Required work: Reproduce the records below exactly as shown.

Data shown:
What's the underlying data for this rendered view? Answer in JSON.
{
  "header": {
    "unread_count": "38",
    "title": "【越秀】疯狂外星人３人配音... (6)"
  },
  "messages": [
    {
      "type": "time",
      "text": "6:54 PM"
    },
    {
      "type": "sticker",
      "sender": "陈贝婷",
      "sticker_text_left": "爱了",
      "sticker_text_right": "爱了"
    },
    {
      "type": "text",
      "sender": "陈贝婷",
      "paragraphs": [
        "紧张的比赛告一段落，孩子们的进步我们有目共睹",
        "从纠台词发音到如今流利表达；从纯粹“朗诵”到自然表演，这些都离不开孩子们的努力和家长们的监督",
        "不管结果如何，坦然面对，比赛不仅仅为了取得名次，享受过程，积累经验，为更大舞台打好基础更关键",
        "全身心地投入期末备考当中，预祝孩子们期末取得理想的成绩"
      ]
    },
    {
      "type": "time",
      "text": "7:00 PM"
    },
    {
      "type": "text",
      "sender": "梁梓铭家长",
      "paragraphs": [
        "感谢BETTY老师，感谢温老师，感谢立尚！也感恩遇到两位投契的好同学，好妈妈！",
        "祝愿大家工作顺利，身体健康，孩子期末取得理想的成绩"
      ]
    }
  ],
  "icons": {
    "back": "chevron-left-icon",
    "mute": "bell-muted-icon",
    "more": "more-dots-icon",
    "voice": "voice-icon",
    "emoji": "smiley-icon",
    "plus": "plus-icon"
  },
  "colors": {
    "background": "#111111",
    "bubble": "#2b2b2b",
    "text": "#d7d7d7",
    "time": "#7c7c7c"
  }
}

Exercise answer:
What's the underlying data for this rendered view? Answer in JSON.
{
  "header": {
    "unread_count": "38",
    "title": "【越秀】疯狂外星人３人配音... (6)"
  },
  "messages": [
    {
      "type": "time",
      "text": "6:54 PM"
    },
    {
      "type": "sticker",
      "sender": "陈贝婷",
      "sticker_text_left": "爱了",
      "sticker_text_right": "爱了"
    },
    {
      "type": "text",
      "sender": "陈贝婷",
      "paragraphs": [
        "紧张的比赛告一段落，孩子们的进步我们有目共睹",
        "从纠台词发音到如今流利表达；从纯粹“朗诵”到自然表演，这些都离不开孩子们的努力和家长们的监督",
        "不管结果如何，坦然面对，比赛不仅仅为了取得名次，享受过程，积累经验，为更大舞台打好基础更关键",
        "全身心地投入期末备考当中，预祝孩子们期末取得理想的成绩"
      ]
    },
    {
      "type": "time",
      "text": "7:00 PM"
    },
    {
      "type": "text",
      "sender": "梁梓铭家长",
      "paragraphs": [
        "感谢BETTY老师，感谢温老师，感谢立尚！也感恩遇到两位投契的好同学，好妈妈！",
        "祝愿大家工作顺利，身体健康，孩子期末取得理想的成绩"
      ]
    }
  ],
  "icons": {
    "back": "chevron-left-icon",
    "mute": "bell-muted-icon",
    "more": "more-dots-icon",
    "voice": "voice-icon",
    "emoji": "smiley-icon",
    "plus": "plus-icon"
  },
  "colors": {
    "background": "#111111",
    "bubble": "#2b2b2b",
    "text": "#d7d7d7",
    "time": "#7c7c7c"
  }
}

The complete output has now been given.